■ YOUR INSTRUCTIONS: Please find all lines in the data that hold the string "message" and copy them.

===

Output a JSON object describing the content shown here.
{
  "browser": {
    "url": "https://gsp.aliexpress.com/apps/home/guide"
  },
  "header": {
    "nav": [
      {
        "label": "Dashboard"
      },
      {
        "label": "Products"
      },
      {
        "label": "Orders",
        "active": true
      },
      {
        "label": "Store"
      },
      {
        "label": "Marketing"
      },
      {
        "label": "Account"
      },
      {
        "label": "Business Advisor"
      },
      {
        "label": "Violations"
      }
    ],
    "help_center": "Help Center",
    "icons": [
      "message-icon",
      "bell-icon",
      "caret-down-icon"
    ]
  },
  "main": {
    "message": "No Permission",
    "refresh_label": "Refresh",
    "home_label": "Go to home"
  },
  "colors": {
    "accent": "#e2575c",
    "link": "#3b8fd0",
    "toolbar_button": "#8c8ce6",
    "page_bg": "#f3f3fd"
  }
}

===

■ RESPONSE AREA:
      "message-icon",
    "message": "No Permission",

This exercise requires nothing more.